At the end of February another of Beeple’s works, ‘Crossroads,’ was resold for $6.6 million on the platform Nifty Gateway, which specializes in virtual works. Beeple, from Charleston, received a 10 percent cut.
And an animation that he himself had sold at the end of October last year for a symbolic dollar was recently acquired for $150,000.
Though bewildering to many, a manic appetite for virtual objects authenticated through blockchain technology has spread through different markets.
Twitter boss Jack Dorsey is selling his first tweet, from back in 2006, which reads ‘just setting up my twttr,’ at an ongoing auction, with bidding reaching $2.5 million.
He has promised to donate the proceeds to charity.
Rock band Kings of Leon is offering a version of their latest album with the tokens that come with extras.
A blockchain company bought a piece of work by British artist Banksy, burned it, and then put a digital version on sale through a non-fungible token.
Dramatic ‘moments’ from National Basketball Association games have also become collectable items as non-fungible tokens, despite remaining freely viewable online.
A 10-second clip showing a spectacular sequence by superstar LeBron James fetched $208,000 on the NBA Top Shot site last month.

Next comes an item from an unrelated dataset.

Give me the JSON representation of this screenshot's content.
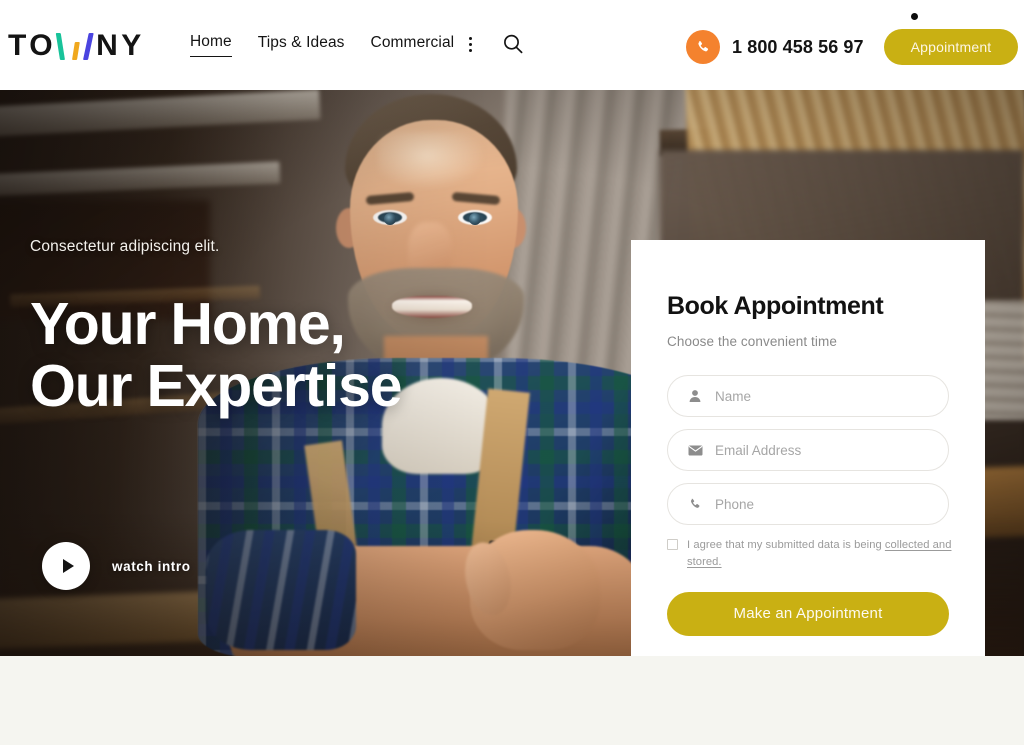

And the Associated Press is offering NFT digital artwork – a depiction of the U.S. presidential election’s electoral college map as viewed from space.
Earlier in March, a man paid $208,000 for a clip (pictured above) of LeBron James dunking through an auction by NBA Top Shot, which mints basketball highlights into NFTs. Dramatic ‘moments’ from National Basketball Association games have also become collectable items as non-fungible tokens, despite remaining freely viewable online
Since February 14, an artist named Pest Supply has netted more than $1million auctioning off his NFTs featuring Banksy-style graffiti, including one piece (pictured) that sold for 60 Ethereum coins (ETH), or about $100,000